A Consultative Committee meeting was held on 3 February 2016.  The MFB did not place the issue of the Changes on the agenda at that meeting. Consultative Committee meetings were also held on 4 February 2015, 4 March 2015, 1 April 2015, 6 May 2015, 3 June 2015, 1 July 2015, 5 July 2015, 2 September 2015, 7 October 2015, 4 November 2015, 2 December 2015 and 12 January 2016. The MFB did not place the issue of the Changes on the agenda at those meetings.

On 4 February 2016, the solicitors for the UFU sought an undertaking from the MFB that it would abide by the requirement in clause 19.4 of the Agreement that “the status quo must apply in accordance with the existing situation or practice that existed immediately prior to the subject matter of the grievance or dispute occurring”. On 5 February 2016, the MFB refused to provide such an undertaking.

As at 5 February 2016 the MFB had not consulted with the UFU in accordance with the procedure in clause 13 of the Agreement in relation to the Changes.

There were various dispute resolution processes and meetings to resolve the issues between the parties.   It appears that the outcome of the process was (at [49]-[52]):

In February 2016, the MFB implemented quotas on applications to participate in the MFB Selection Process (350 male and 350 female).

The VST administered by ACER on 12 and 13 March 2016 included the mechanical reasoning test, following a change in position by the MFB as a result of the discussions before Commissioner Roe.

ACER marked the VST, on the instructions of the MFB, using both the cut off score of 50 on the old scale and the cut off score of 45 on the new scale.

Candidates who passed the VST on either the cut off score of 50 on the old scale, or the cut off score of 45 on the new scale, proceeded to the next stage of the selection process.
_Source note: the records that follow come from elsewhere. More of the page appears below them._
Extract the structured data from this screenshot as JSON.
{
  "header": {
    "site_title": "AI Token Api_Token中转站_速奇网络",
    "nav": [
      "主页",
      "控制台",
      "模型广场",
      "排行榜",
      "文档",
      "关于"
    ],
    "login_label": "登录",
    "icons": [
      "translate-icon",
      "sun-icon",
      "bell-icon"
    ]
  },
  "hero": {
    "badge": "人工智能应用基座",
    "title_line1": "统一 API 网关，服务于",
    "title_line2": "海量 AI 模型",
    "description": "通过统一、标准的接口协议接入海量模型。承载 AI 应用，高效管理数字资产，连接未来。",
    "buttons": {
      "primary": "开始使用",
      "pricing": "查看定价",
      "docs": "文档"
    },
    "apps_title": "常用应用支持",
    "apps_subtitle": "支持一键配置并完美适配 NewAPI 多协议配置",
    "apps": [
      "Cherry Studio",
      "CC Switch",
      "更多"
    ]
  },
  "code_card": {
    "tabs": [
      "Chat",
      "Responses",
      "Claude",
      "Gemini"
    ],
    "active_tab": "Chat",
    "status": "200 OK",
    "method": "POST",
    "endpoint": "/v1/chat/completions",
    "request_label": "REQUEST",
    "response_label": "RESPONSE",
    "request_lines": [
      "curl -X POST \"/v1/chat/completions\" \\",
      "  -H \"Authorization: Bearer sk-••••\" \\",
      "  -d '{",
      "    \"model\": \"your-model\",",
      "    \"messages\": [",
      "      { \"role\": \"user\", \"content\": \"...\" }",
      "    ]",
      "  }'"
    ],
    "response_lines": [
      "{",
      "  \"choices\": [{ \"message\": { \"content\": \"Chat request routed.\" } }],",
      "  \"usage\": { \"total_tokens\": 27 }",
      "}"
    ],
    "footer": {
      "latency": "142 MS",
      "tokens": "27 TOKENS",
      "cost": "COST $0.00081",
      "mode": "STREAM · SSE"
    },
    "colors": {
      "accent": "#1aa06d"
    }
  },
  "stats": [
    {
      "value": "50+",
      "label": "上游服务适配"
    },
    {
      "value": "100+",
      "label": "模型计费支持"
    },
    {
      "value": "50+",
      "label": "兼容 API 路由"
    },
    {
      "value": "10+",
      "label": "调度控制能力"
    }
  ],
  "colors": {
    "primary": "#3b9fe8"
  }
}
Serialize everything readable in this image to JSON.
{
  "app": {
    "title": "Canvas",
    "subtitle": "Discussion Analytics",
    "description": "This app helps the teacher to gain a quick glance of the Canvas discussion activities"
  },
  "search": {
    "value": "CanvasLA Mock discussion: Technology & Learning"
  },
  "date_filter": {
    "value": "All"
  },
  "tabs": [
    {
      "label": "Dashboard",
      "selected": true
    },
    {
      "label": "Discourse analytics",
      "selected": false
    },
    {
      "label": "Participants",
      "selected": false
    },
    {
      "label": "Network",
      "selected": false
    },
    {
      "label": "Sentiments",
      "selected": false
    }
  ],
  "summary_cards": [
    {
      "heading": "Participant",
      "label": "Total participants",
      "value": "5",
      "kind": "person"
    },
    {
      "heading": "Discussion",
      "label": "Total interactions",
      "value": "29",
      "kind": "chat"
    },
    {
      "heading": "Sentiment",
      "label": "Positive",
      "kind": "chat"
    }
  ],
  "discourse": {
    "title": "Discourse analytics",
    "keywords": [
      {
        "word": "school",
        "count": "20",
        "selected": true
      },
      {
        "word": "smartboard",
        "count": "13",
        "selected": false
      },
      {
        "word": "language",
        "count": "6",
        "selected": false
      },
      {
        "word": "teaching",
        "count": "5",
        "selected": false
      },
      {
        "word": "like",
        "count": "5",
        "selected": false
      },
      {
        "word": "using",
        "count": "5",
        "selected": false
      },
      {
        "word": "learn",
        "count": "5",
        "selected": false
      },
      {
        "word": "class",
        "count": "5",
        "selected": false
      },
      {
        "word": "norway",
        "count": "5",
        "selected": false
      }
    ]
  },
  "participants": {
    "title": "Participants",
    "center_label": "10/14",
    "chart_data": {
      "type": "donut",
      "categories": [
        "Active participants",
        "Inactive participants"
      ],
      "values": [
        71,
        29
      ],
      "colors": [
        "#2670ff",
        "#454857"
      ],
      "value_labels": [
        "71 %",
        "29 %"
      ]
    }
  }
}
The MFB advised candidates who had met only one of the cut off scores of 50 on the old scale or 45 on the new scale that they had provisionally passed the VST, subject to the outcome of this proceeding. Of this group, two candidates passed the remaining stages of the selection process but none were selected for the July 2016 recruit training course.

The issue before the Court was not whether the changes to the recruitment process were good, bad or indifferent, but the failure to consult with the UFU as the MFB had agreed to do.  The MFB did agree that they had failed to cmply with the EA and the parties agreed that the appropriate remedy was the penalty of $25 000 to be paid to the UFU.  North J said (at [58]-[60] but incorrectly numbered in the judgment as [8]-[10]):

The aim of the imposition of the civil penalty is to act as a deterrent to the respondent and to other parties to enterprise agreements to fail to adhere to the terms of those agreements.  There is no evidence that the respondent has contravened the Act on any other occasion.

In setting the penalty, it is also significant that, except as to the gender quota issue, any harm which might otherwise have resulted from the respondent’s failure to consult was limited. The applicant was prompt to commence proceedings and obtained orders to prevent the respondent taking further action unless it complied with the provisions of the enterprise agreement.

The proposed penalty is about 50 per cent of the maximum penalty available. The agreement of the parties properly reflects the seriousness of the conduct of the respondent. The amount proposed is appropriate in all the circumstances. For those reasons, I will make the orders which the parties seek by consent.


Parties to an enterprise agreement are expected to meet the terms of their agreement.  See also Industrial Relations and asking the CFA to stick to its bargain (January 26, 2015).